Health insurance policies are being canceled throughout the US
Controversy concerning the U.S. Affordable Care Act has reached new heights as several individual health insurance plans were canceled in late October and the beginning of November. Many individual policies throughout the U.S. have been canceled due to certain provisions of the Affordable Care Act. These provisions require insurance companies to provide coverage for 10 essential benefits, as outlined by the federal government. Policies that did not meet this standard were cancelled, but policyholders were also given an opportunity to purchase policies that comply with federal law.
Insurers may be pushing cancellations on their own
Despite the controversy this has created, designers of the Affordable Care Act suggest that health insurance companies were planning to move away from certain forms of individual coverage years ago. Ezekial Emmanuel, one of the minds behind the federal health care reform law, claims that private insurers had long disliked the way the market had been set up for them throughout the country. Emmanuel suggests that insurers envision a future where the individual market does not exist, which may be a difficult concept for many people to understand.
Insurance markets change over time, with some disappearing entirely
Insurance markets are typically finite.

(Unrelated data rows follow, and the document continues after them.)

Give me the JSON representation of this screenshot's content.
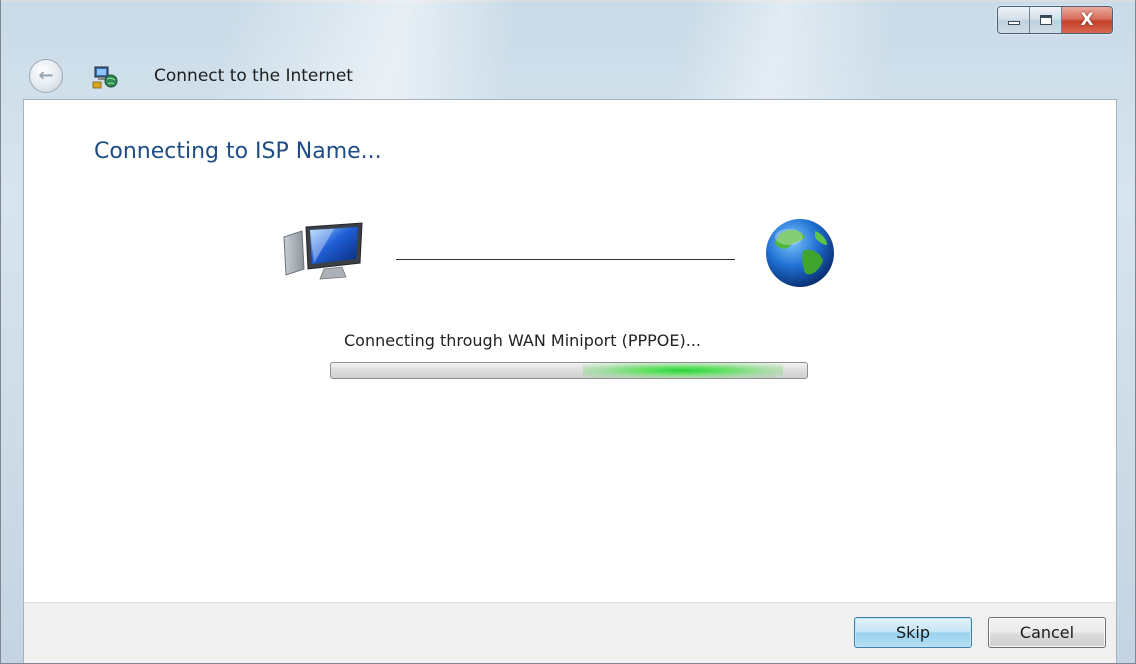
{
  "window": {
    "title": "Connect to the Internet",
    "caption_buttons": {
      "minimize_icon": "minimize-icon",
      "maximize_icon": "maximize-icon",
      "close_glyph": "X"
    }
  },
  "main": {
    "heading": "Connecting to ISP Name...",
    "status_text": "Connecting through WAN Miniport (PPPOE)...",
    "progress": {
      "mode": "indeterminate",
      "highlight_start_fraction": 0.53,
      "highlight_end_fraction": 0.95
    },
    "icons": {
      "computer": "computer-icon",
      "connection_line": "connection-line",
      "internet": "globe-icon"
    }
  },
  "footer": {
    "skip_label": "Skip",
    "cancel_label": "Cancel"
  },
  "colors": {
    "heading": "#1e4d84",
    "progress_glow": "#2bd23a",
    "close_button": "#c3402a"
  }
}
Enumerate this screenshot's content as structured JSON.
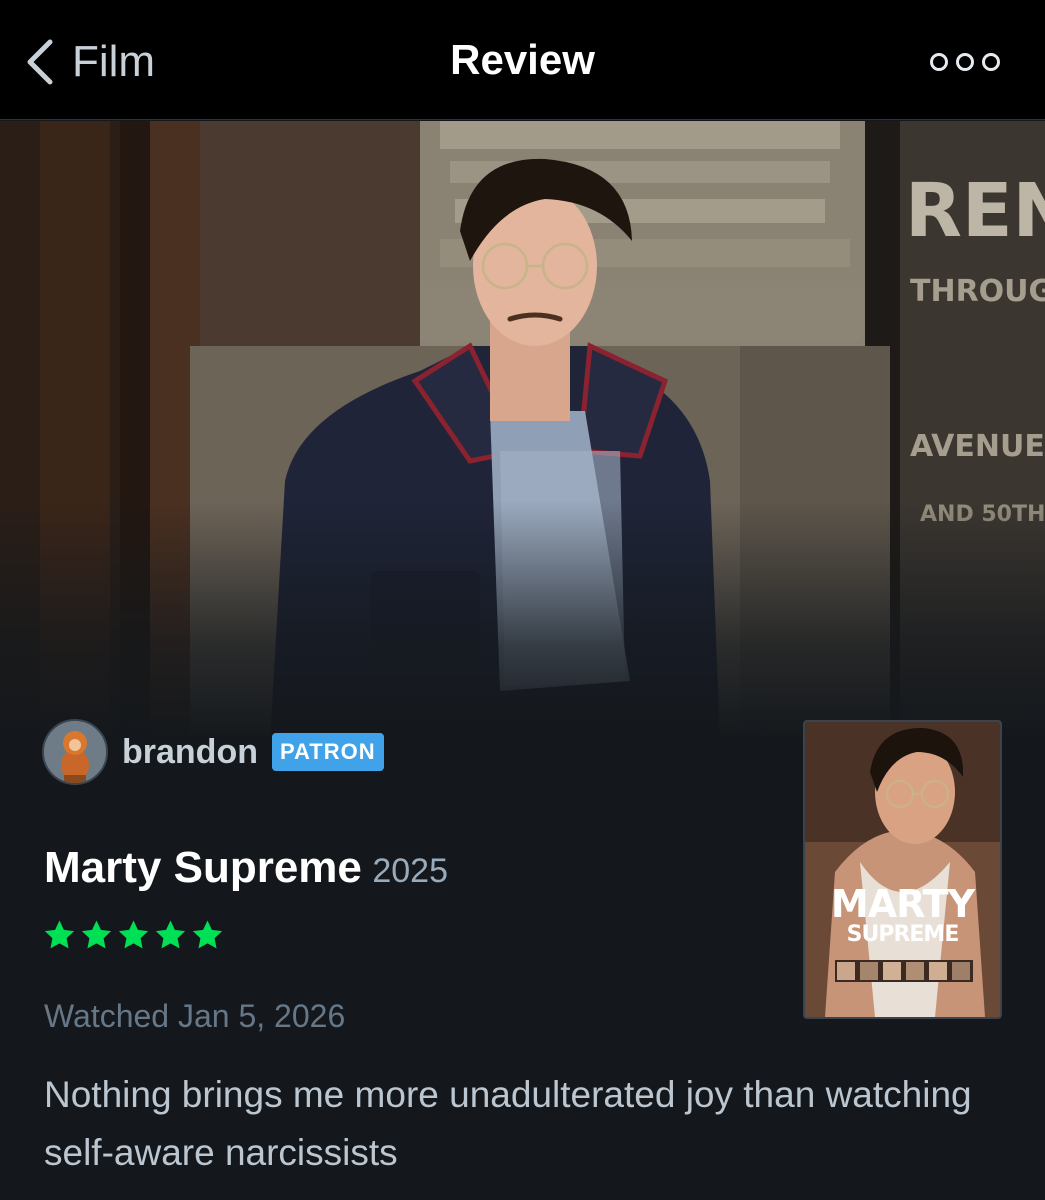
{
  "nav": {
    "back_label": "Film",
    "title": "Review"
  },
  "reviewer": {
    "username": "brandon",
    "badge": "PATRON"
  },
  "film": {
    "title": "Marty Supreme",
    "year": "2025",
    "rating": 5,
    "rating_max": 5,
    "rating_color": "#00e054"
  },
  "watched": "Watched Jan 5, 2026",
  "review": "Nothing brings me more unadulterated joy than watching self-aware narcissists",
  "poster": {
    "line1": "MARTY",
    "line2": "SUPREME"
  },
  "colors": {
    "background": "#14181c",
    "navbar": "#000000",
    "badge": "#40a2e8",
    "star": "#00e054"
  }
}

This means that some markets disappear as trends emerge in the global economy or the demand for certain types of coverage vanish. This is the case with flood insurance in the U.S., which is supplied by the federal government. Several decades ago, private insurers offered coverage for flood damage to properties. These insurers began growing wary of the financial risks associated with such coverage, however, which lead to the federal government taking over the market. Some insurers are showing interest in breaking into the flood market once again, largely due to the financial problems associated with the federal flood insurance program.
Insurers may want consumers to favor health insurance exchanges rather than the individual market
Emmanuel suggests that insurance companies are behind the cancelation of policies, not the federal government. Health insurance companies may want consumers to move into exchange programs, thereby evacuating the private market. Exchanges offer better prices for coverage while also giving insurance companies access to a wider range of consumers.